WE ARE AMERICA
One hundred million of us, for over a century, have honored our God and served our country in the mercantile and the military, as authors, accountants, and astronauts, as country doctors and congressmen, surgeons and senators, generals and governors, business leaders and barbers, stay-at-home parents and stalwarts of our communities, cooks and chefs and chiefs of police, veterinarians and volunteer firefighters, presidents and professors and preachers. Some of us move on from our youthful pursuits; others stay on—members of this movement for life. Some two million of us live or have lived in the rare aerie of the Eagle.
We’ve found and given steel and rubber to our wartime factories twice and food to our nation’s hungry for decades. We’ve sold war bonds for our country’s supreme commanders and mowed the lawns of our aged neighbors. We build birdhouses for sanctuaries and paint new stripes on our schools’ parking lots. We convince everyday people to donate blood, some for the very first time, and show our peers how to survive when lost in the wilderness. We know more than most about first aid, water rescues, building shelters from blizzards, what to do in emergencies, and how the governments of our cities, states, and country work than most. In 1917 there were more of us—by twice—than soldiers in the U.S. Army. On Oahu, Hawaii, by late morning of December 7, 1941 we’d set up First Aid stations and sent our comrades out to man air-raid sirens across the island. Fifteen years later, we visited 36 million homes to encourage voting in the presidential election of 1956. We’ve served at the inaugurations of seventeen presidents and at the funeral of one of our own. Eleven of us have walked on the Moon; led there by the first, the Eagle.
Our presence is known and respected throughout our country’s military, enlisted as well as at West Point, Quantico, Annapolis, Colorado Springs, Kings Point, and New London.
We value justice, respect proper authority, can be trusted to keep our word, and we still practice the almost lost art of removing our caps and hats when we go indoors.

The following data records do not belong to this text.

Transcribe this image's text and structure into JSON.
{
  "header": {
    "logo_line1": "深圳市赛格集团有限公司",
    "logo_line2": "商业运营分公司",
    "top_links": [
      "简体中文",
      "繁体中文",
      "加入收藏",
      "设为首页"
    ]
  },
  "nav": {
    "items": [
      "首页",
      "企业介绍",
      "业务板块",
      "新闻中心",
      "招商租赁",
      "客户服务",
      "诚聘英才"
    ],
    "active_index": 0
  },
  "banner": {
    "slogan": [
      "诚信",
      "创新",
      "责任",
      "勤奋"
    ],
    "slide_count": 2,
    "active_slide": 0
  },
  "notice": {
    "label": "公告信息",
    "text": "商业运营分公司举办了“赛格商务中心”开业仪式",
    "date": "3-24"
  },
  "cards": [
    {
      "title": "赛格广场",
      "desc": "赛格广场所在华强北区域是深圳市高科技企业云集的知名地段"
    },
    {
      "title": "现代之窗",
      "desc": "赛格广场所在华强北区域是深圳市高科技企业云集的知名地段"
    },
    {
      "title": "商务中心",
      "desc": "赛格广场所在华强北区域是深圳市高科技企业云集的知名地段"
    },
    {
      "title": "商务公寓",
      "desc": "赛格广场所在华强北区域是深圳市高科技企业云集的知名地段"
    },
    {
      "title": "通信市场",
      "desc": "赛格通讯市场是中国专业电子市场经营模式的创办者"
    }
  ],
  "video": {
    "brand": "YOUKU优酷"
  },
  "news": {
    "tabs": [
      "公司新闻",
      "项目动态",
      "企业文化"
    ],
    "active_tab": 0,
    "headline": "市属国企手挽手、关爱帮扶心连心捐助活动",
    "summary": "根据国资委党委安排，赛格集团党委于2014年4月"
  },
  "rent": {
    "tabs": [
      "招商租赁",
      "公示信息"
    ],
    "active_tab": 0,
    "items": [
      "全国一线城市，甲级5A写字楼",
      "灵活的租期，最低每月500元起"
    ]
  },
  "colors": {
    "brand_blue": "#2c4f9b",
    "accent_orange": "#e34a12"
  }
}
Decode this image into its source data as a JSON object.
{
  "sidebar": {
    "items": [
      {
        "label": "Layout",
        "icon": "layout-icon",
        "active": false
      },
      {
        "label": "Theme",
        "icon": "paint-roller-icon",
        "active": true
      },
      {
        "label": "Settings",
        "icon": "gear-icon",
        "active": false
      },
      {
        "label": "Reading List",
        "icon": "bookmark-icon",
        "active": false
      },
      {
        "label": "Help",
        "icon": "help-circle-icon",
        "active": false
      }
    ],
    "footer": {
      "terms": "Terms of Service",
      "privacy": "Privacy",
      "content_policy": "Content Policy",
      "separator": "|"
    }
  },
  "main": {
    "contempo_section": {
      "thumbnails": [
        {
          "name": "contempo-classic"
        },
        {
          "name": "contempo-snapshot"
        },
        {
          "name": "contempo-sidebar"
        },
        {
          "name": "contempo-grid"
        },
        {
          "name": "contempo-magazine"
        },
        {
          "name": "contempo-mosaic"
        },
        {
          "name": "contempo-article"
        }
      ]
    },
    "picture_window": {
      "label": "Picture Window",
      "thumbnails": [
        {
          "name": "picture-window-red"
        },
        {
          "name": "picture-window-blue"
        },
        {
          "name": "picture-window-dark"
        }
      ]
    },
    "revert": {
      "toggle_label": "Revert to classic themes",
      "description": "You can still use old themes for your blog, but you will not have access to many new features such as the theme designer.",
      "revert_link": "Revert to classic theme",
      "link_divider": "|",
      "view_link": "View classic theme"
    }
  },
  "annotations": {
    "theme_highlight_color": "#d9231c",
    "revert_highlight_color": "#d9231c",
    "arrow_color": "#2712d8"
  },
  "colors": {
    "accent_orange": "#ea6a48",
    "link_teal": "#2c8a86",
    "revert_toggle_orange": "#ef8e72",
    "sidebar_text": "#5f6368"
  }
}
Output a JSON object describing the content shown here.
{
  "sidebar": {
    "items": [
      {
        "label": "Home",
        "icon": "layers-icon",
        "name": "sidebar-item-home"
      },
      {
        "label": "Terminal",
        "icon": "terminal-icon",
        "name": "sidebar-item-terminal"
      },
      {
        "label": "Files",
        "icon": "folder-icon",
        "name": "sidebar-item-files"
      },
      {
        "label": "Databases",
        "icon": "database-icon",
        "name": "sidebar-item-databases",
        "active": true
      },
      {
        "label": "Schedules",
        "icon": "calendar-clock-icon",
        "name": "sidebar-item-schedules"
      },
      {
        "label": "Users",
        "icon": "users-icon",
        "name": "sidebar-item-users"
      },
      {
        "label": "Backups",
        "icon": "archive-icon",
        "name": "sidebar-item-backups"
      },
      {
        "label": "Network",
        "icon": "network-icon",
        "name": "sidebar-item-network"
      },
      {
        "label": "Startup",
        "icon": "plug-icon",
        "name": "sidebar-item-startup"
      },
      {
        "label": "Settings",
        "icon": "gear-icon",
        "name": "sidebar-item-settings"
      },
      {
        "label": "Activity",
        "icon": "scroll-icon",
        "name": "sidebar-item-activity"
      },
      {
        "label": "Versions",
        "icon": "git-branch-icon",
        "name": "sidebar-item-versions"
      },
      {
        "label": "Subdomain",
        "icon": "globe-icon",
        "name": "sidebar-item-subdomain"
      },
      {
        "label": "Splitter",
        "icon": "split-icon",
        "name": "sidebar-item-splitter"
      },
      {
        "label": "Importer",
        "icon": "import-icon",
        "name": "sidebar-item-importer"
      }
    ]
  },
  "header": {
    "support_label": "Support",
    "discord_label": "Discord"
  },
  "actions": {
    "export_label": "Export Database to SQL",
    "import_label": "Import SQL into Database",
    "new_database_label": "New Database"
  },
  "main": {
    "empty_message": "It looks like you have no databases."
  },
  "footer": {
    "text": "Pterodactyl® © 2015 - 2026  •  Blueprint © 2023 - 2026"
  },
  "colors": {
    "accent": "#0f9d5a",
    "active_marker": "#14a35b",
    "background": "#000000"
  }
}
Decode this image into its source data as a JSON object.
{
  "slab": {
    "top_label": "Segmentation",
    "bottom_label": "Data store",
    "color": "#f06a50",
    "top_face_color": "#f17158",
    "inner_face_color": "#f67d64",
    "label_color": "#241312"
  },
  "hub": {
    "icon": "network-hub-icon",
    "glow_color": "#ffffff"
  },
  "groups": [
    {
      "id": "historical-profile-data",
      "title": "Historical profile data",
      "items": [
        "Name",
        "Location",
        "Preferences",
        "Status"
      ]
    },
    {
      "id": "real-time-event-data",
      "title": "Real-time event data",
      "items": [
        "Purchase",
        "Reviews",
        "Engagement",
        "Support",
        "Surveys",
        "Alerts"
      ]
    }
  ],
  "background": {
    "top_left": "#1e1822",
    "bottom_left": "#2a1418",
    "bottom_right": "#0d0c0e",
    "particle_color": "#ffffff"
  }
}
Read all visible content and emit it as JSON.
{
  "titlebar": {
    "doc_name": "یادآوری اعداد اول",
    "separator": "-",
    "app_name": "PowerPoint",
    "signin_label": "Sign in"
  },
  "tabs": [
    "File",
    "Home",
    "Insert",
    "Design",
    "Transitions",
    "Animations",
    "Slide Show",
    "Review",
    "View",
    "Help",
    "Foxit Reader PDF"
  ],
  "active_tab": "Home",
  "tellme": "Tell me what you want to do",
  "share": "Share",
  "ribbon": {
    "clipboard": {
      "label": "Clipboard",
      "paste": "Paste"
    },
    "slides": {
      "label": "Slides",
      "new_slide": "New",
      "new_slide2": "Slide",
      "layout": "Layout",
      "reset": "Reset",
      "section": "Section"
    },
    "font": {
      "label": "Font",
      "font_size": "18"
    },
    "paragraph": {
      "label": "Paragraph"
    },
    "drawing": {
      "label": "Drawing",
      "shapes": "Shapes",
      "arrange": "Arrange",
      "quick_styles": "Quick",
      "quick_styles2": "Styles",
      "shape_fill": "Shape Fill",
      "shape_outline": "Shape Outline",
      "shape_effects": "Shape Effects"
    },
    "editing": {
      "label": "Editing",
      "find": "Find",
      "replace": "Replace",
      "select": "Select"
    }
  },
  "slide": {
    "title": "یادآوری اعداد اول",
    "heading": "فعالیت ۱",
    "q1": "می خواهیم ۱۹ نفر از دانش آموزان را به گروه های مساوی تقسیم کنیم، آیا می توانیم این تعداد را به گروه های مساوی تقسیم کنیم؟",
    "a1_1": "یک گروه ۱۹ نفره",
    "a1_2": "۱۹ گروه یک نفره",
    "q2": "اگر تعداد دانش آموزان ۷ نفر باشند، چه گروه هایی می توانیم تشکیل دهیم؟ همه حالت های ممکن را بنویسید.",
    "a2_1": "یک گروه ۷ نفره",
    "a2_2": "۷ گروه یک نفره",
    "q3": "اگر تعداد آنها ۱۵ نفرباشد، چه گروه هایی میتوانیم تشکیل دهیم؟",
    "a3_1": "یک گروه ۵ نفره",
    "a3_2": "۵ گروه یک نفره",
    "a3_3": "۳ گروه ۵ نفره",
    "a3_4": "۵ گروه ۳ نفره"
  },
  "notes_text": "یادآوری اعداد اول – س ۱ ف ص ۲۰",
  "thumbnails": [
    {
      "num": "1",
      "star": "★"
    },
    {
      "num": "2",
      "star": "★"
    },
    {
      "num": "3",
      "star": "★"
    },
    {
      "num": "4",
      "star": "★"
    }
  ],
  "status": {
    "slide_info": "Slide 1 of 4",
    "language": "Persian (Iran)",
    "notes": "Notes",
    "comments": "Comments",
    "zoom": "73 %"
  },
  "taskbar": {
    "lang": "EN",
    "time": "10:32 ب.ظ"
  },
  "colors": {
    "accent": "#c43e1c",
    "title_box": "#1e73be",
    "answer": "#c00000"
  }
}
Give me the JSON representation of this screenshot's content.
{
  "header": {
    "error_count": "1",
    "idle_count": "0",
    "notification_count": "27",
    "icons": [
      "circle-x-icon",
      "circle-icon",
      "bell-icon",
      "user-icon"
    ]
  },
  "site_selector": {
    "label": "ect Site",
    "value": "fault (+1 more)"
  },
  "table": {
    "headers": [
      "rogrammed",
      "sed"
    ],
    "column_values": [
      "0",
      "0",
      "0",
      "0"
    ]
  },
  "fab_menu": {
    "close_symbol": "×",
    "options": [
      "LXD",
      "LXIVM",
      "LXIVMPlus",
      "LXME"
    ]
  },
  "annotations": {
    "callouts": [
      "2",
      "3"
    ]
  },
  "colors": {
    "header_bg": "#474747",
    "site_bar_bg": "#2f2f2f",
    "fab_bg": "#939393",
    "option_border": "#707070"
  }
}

We’ve been to the North Pole and Antarctica. We’ve piloted biplanes, P-38s, F-16s, 747s, and Space Shuttles. Some of us have died in air combat, others elsewhere including tragic space launch or reentry mishaps. Yet we persist in rising ever higher in altitude because that’s exactly what we learned to do when we were young and forming in our lives the things we held as valuable, noble, and right.
The blood of countless numbers of us has dried to dust long ago in the trenches and on the beaches of France, in the Alps and the broad plains across Europe, in the volcanic ash of Iwo Jima and the sands of a hundred beachheads across the Pacific, and, more recently, in the jungles of south-west Asia and the mountains and deserts of the middle-east. At Arlington and beyond across our nation, and in countless green fields of other countries, the brave and best among us lie in eternal peace with their brothers in arms beneath silent white crosses and stars.
We are Buddhists, Christians, Hindi, Jews, Muslims and more. Our colors are the spectrum of races. Yet we steadfastly and cheerfully greet one another as brothers, always. We see the good in the world about us, and we aim to make it better. To those who might be urged to joke about us and what we stand for we extend our hand in friendship as well, forgiving them their ignorance and sometimes jealousy.
We are known for respecting for country’s flag and traditions, and on June 14th each year we retire with reverence those which must now take respite from flying high. Then, at a thousand summer camps across the continent we briskly salute as we raise the stars and stripes every morning.
Our uniforms make rather less than fashion statements–as if that were their purpose–but they do serve to make us one, united. For a century you’ve seen us in parades each Armistice Day and now Veterans Day, each Independence Day, each Decoration Day and now Memorial Day.
We are America…yesterday, tomorrow, and right now today. We are the Boy Scouts.
Have a question? Facing a dilemma? Wondering where to find a BSA policy or guideline? Write to firstname.lastname@example.org. Please include your name and council. (If you’d prefer to be anonymous, if published, let me know and that’s what we’ll do.)
[No. 312 – 5/28/2012 – Copyright © Andy McCommish 2012]